They were that Abedi made a number of "reconnaissance" trips to the City Room before he detonated his shrapnel-packed bomb, he spent 20 minutes there, from 8.50pm to 9.10pm, in a "blind spot" not covered by CCTV before leaving and returning at 9.33pm to take up position.

An adequate patrol of the City Room by Showsec staff shortly before the concert ended, as they were contracted to carry out, was another missed opportunity, but it was Showsec workers' practice not to check the mezzanine area where Abedi hid away from the CCTV. If this had been done Abedi would have been spotted by a patrol.

Inquiry chairman Sir John Saunders, a retired High Court judge.

Sir John concluded the "most striking" missed opportunity involved member of the public, Christopher Wild, reporting Abedi to stewards 15 minutes before the explosion as he waited to picm up his partner's daughter from the concert.

They spotted Abedi and Mr Wild was concerned with his bulging rucksack and worried he might "let a bomb off". He reported Abedi to Mohammed Agha at 10.15pm, but was "fobbed off". A further, connected chance to identify Abedi as suspicious, was missed very shortly after at 10.22pm, just eight minutes before the attack. Mr Agha passed on Mr Wild's concerns to another Showsec steward Kyle Lawler. The men, both then aged 18, eyeballed Abedi, who appeared to notice and looked "fidgety".

Mr Lawler tried to pass the report to the control room but could not get through on his radio. His efforts to raise the alarm were not "adequate" and he instead left the City Room to take up his post for the end of the concert.

Finally the report said that if a BTP officer had been in the City Room, then Abedi would have probably been challenged earlier. Despite instructions for at least one officer to be present in the room at the end of the concert, none were present from 10pm onwards.

Sir John said: "No-one knows what Salman Abedi would have done had he been confronted before 10.31pm. The security arrangements for the Manchester Arena should have prevented or minimised the devastating impact of the attack.
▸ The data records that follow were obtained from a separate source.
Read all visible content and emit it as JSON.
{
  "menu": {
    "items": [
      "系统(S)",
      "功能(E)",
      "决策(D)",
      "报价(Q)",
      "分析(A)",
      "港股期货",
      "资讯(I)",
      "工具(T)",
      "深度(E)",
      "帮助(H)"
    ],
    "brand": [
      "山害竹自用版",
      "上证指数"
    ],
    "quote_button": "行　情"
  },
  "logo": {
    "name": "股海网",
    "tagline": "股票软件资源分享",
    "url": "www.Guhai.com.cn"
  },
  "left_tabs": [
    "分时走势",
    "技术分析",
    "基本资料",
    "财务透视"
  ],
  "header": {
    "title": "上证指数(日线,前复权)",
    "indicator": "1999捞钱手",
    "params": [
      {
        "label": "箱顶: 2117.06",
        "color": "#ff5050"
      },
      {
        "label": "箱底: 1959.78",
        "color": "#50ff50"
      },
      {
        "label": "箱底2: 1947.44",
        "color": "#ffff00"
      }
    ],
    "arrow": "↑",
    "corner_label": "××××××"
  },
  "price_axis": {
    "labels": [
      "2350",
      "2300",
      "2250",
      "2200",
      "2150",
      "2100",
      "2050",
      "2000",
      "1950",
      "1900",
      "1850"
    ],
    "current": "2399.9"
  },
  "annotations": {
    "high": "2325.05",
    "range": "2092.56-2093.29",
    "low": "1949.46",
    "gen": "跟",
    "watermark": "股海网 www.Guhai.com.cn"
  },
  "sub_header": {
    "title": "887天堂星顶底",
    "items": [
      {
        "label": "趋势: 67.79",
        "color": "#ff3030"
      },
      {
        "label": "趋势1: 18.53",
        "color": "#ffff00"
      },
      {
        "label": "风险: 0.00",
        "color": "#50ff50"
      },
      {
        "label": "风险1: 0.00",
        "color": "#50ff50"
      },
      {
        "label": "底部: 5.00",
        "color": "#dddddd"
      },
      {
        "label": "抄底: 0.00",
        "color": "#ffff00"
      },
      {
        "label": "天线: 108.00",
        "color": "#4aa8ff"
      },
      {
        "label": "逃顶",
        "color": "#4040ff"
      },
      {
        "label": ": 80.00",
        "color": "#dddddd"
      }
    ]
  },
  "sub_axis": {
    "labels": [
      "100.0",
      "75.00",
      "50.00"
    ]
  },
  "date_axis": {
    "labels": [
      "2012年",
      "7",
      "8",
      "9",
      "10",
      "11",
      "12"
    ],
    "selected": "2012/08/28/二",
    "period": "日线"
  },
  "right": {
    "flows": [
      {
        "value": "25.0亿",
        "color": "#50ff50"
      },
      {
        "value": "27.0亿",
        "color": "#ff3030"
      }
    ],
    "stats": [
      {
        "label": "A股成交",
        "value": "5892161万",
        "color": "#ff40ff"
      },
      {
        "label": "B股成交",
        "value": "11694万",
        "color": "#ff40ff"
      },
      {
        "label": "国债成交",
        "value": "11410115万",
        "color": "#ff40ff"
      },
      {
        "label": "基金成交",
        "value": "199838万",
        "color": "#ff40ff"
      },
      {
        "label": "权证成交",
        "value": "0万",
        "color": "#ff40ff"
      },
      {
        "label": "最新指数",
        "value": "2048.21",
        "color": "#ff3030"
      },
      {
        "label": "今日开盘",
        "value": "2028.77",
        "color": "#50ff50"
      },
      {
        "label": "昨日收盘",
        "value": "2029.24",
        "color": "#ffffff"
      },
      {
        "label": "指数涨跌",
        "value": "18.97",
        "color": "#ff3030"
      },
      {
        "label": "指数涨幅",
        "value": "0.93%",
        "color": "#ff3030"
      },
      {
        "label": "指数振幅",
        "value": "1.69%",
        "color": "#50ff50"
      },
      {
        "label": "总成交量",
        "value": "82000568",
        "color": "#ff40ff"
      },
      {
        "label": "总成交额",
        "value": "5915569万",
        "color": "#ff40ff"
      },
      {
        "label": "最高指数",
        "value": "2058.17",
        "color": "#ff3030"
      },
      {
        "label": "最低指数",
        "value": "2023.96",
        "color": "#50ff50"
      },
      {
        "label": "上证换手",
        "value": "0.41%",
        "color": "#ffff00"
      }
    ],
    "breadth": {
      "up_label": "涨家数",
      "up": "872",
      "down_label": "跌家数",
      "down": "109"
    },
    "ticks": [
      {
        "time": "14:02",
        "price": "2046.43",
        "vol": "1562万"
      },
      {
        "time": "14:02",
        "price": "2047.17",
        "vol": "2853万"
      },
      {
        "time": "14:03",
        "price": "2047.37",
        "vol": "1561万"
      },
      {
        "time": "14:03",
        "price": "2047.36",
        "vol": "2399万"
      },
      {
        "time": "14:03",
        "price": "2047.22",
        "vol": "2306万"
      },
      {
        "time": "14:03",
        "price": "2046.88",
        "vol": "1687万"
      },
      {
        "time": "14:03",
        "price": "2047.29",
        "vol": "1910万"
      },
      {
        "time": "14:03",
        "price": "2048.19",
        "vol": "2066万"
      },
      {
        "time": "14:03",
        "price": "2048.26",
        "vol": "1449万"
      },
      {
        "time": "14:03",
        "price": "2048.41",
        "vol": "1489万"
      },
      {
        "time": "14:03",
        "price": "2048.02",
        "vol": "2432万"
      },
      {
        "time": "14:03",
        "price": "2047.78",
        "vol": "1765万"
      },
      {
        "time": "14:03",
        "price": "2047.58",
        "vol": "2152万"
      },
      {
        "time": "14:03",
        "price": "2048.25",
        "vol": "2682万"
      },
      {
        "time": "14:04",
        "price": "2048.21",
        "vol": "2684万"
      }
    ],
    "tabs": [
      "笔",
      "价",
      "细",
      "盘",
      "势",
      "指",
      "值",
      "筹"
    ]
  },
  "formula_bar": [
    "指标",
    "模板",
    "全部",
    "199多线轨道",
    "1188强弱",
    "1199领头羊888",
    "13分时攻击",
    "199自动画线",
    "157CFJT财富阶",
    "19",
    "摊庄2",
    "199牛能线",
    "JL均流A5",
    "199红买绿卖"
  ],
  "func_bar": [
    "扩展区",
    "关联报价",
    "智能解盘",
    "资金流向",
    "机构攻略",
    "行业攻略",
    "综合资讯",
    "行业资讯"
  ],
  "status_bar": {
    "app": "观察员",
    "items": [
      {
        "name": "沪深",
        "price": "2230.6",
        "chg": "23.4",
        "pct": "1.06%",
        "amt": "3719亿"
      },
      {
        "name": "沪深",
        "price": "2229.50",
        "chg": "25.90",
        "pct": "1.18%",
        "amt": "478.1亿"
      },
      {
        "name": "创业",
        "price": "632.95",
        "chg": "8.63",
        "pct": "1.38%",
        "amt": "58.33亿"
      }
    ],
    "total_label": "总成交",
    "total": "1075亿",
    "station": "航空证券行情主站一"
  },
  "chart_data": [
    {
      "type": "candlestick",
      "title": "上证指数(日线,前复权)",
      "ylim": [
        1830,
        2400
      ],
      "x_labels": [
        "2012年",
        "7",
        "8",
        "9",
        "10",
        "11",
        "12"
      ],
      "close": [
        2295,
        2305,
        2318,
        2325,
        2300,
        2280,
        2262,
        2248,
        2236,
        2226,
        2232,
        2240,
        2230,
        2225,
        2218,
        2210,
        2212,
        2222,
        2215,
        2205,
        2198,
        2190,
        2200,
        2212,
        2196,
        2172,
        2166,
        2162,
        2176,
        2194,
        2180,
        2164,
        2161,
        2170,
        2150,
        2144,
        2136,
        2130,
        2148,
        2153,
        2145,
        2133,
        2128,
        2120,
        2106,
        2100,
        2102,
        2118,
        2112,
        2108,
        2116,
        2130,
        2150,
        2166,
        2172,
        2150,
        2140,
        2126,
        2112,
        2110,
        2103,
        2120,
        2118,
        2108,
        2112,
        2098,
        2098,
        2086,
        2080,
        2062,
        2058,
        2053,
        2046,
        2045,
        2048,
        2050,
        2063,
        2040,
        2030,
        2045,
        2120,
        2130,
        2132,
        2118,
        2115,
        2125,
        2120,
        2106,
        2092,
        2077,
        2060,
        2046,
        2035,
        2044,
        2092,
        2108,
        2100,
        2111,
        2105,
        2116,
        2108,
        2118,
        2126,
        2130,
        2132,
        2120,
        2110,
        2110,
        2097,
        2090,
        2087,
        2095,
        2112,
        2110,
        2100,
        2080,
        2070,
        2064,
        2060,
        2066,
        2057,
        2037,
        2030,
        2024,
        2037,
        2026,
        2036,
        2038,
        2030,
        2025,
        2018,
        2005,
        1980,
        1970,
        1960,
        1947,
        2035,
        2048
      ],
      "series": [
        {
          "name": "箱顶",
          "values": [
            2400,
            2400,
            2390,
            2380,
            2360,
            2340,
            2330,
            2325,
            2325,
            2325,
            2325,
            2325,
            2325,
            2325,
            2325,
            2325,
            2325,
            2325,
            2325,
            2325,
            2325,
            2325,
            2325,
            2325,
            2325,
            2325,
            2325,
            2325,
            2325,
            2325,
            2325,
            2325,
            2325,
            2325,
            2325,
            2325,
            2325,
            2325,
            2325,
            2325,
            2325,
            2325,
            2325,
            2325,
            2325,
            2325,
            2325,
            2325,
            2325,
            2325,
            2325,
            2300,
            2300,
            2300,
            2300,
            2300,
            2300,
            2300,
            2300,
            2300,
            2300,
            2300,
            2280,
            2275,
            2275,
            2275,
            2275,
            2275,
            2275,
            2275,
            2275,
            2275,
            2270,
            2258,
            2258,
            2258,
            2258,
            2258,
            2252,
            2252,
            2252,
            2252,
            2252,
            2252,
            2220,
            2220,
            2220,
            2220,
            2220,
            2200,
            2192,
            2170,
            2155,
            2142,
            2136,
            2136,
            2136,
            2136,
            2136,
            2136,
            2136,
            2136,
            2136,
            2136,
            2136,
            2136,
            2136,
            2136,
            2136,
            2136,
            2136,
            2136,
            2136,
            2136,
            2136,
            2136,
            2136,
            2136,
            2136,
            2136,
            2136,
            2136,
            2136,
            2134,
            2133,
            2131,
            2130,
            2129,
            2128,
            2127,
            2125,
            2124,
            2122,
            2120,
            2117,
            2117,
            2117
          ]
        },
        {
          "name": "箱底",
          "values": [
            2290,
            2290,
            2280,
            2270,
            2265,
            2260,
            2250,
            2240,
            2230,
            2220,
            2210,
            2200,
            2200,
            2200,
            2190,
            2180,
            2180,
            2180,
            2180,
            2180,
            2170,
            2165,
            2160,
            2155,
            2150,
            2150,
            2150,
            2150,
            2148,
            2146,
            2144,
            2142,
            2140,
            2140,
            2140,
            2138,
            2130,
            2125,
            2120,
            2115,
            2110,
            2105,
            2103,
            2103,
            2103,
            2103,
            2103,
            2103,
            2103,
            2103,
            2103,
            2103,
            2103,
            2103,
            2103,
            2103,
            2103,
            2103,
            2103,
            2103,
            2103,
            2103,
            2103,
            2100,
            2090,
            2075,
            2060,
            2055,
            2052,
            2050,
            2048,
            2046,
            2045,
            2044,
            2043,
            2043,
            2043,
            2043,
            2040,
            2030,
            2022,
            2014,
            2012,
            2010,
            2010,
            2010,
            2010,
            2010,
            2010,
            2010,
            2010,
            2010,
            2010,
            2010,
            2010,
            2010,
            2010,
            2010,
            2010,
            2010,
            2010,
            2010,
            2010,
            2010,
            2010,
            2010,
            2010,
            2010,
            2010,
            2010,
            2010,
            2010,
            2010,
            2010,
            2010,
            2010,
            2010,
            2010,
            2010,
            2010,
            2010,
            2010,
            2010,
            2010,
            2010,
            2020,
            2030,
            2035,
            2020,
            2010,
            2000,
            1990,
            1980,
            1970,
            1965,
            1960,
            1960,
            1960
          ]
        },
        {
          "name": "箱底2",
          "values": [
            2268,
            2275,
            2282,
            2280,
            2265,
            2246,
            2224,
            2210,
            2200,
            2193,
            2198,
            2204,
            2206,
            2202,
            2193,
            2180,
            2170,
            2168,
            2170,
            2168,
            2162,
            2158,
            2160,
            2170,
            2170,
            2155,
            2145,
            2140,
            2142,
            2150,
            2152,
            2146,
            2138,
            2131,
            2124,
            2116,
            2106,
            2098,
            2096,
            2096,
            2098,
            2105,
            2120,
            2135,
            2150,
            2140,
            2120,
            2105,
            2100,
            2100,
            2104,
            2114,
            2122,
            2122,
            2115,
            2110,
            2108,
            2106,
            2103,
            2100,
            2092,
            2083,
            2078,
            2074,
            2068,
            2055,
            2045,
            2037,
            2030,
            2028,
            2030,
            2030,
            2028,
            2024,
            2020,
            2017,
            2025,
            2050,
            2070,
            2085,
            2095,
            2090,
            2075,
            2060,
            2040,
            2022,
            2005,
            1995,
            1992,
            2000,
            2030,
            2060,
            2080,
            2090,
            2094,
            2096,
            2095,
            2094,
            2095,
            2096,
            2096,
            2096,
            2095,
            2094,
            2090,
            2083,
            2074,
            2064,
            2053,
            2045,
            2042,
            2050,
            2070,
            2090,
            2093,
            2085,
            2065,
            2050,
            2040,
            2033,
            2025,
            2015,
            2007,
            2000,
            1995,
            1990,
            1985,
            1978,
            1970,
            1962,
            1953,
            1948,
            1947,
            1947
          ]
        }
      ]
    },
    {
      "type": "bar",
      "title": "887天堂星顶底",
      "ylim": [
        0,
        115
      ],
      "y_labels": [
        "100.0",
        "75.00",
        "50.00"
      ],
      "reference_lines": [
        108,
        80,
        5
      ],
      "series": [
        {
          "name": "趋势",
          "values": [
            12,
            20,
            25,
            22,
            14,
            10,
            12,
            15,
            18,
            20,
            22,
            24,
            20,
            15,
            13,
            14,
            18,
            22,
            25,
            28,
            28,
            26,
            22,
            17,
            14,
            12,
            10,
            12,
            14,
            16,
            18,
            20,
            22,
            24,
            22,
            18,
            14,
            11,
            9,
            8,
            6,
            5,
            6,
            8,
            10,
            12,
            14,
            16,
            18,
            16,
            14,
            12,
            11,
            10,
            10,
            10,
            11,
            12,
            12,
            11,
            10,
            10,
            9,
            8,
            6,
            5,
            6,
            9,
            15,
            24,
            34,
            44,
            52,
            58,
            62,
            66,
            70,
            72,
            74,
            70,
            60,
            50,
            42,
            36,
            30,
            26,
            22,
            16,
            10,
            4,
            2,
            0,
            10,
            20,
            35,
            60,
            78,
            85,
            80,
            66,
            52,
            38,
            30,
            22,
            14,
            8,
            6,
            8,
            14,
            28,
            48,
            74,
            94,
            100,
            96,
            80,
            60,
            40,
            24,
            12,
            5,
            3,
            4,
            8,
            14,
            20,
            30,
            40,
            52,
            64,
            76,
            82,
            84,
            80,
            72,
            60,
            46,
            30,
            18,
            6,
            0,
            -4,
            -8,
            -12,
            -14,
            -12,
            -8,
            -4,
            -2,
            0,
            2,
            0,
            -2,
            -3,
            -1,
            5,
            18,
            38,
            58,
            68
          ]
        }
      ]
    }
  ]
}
They failed to do so. There were a number of opportunities which were missed leading to this failure."

The findings are being split into three volumes and a further report will follow on the emergency response and the experience of each of those who died, and finally an analysis of whether the atrocity could have been prevented.